Some models of player development for sports like swimming, tennis, gymnastics, and soccer argue that players have to start at a very young age. Overseas soccer players are nurtured from an early age and brought into professional clubs to develop at the exclusion of other sports and even academics, and then they are cut, trained, or sold. Because the U.S. wants to become equally competitive with European and South American players, soccer professionals are attempting to duplicate some of this development model used throughout the world. Unfortunately it feeds directly into the American obsession to succeed. With local clubs, for-profit soccer camps and professional pundits arguing for early development and offering "elite," "select," "competitive" and "next level" training programs, parents can agonize over missing out on opportunities. If programs were truly developing players, then starting young would have a definite advantage. But given the number of players who don't have a good first touch, don't know how to receive a ball on the chest and drop it to their feet, don't know how to play with both feet, and don't know how to trap a ball, our early development is failing. Kids play games and get rewarded for scoring, but don't get equally rewarded for execution of skills.
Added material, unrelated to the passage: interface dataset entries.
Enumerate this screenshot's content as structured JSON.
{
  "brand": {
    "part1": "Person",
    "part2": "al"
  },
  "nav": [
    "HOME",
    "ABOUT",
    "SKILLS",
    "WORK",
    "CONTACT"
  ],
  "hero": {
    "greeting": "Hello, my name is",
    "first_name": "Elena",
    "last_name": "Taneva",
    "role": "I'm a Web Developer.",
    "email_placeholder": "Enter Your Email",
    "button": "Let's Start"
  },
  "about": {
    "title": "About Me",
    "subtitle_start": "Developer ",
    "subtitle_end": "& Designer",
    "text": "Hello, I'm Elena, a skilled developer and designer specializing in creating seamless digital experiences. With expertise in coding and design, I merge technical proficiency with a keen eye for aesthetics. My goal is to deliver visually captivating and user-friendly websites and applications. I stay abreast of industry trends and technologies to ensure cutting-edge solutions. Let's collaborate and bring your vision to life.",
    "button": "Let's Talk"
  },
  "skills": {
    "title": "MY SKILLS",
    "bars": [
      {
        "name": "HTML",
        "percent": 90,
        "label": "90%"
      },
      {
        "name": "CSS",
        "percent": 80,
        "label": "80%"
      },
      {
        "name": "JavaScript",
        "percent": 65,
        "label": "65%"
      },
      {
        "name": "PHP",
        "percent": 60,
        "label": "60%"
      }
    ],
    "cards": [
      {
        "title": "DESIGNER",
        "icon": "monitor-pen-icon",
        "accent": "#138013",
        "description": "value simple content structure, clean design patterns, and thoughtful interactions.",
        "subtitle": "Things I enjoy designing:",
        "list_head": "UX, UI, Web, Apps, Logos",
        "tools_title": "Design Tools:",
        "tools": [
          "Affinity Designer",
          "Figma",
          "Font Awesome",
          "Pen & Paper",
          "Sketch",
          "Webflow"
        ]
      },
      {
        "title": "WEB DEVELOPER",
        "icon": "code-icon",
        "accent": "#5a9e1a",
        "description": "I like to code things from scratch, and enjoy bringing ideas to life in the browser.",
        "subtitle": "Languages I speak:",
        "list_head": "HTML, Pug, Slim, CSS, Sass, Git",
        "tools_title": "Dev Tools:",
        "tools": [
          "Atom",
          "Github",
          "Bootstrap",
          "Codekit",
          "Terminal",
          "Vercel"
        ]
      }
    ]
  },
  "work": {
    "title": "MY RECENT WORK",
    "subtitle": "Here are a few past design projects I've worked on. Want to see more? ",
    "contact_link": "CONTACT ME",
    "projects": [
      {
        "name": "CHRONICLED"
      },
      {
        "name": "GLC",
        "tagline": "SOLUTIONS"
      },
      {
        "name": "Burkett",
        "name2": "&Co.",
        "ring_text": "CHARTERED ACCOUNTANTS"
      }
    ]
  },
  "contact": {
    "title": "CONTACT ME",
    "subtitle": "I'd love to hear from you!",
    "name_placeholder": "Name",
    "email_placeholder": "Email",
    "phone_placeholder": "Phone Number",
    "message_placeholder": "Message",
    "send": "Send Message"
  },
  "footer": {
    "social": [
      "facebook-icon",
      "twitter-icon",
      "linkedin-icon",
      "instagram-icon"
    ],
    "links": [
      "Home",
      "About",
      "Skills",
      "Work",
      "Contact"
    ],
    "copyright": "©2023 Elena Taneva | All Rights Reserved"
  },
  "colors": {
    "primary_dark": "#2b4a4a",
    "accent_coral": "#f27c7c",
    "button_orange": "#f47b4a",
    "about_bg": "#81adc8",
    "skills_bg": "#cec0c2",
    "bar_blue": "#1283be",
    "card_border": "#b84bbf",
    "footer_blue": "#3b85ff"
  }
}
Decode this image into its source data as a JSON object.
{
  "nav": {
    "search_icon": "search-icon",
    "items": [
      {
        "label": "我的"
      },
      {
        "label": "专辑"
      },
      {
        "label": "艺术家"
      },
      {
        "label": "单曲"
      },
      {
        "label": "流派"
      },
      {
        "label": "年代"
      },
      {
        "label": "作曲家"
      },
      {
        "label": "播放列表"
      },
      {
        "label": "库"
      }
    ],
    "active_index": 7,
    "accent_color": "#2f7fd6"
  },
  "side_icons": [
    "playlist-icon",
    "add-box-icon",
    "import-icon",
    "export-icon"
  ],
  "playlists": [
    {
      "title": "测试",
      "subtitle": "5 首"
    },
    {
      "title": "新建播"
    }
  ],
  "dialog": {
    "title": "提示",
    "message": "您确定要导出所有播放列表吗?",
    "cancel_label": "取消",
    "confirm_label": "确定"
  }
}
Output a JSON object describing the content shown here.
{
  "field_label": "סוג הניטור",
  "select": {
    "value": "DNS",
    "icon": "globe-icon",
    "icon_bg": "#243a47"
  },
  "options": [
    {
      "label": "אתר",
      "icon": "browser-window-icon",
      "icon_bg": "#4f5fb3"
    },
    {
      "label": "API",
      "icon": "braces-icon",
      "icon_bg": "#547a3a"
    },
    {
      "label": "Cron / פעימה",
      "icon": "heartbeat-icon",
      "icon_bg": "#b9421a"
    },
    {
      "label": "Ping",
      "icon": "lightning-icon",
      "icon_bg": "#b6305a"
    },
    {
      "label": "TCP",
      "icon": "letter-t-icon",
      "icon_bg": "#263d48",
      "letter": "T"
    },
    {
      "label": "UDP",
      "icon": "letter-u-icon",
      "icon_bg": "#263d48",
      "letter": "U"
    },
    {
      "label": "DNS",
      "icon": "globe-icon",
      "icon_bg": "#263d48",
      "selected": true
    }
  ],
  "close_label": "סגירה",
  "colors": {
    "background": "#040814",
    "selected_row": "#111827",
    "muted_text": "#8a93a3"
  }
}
This then begs the question: What should I do for my good soccer athlete? Find a great program which focuses on skills development, mental preparation, fitness, and team tactics. Winning should come a distant fifth to these factors. This is no easy task since most clubs live and die on their win/loss record. But the emphasis at the preteen ages should be on development rather than winning. Development doesn't require that a team be stacked with all the biggest and fastest kids. A club which puts equal emphasis on all youth players understands that young players ebb and flow based on growth spurts, mental toughness, and commitment to the sport. Youth soccer has moved to a development model with small-sided games until U-12 and less emphasis on league competition until the players are teenagers. Nevertheless, clubs will attempt to play teams up a year or two to give them "good competition" and a feeling of being in an "elite" group. While it may sell memberships in the soccer club, it's not the best for true player development where the focus is on individual skills not on team success.
As parents, we need to look past the smoke screen of titles, wins, and promises. Taking kids to competitions outside the state and even across the country before they are old enough to need deodorant is ridiculous. Saying that they will benefit from top competition ignores the fact that they are playing against other 8, 9, or 10 year olds. It's not as if they suddenly grabbed the brass ring and were going one on one with David Beckham. Save your money for when it really matters. Wait until your child has as much invested in playing at a top level as you do. They can't possibly understand what committing to a sport means until they have the mental faculties to place that experience in the context of their lives. Until they do, give them exposure to lots of sports, arts, and fun experiences. Provide them with the support they need, but don't go to extremes. You don't need to keep up with the Joneses in order to have your child succeed later in life at sports, academics, and friendships. Enjoy the few years you have when they are still naïve, silly, and open to new adventure. If they are strong athletes, they will find their athletic niche and succeed, hopefully with the same joy they had when they were falling on the field and making goals in their own net.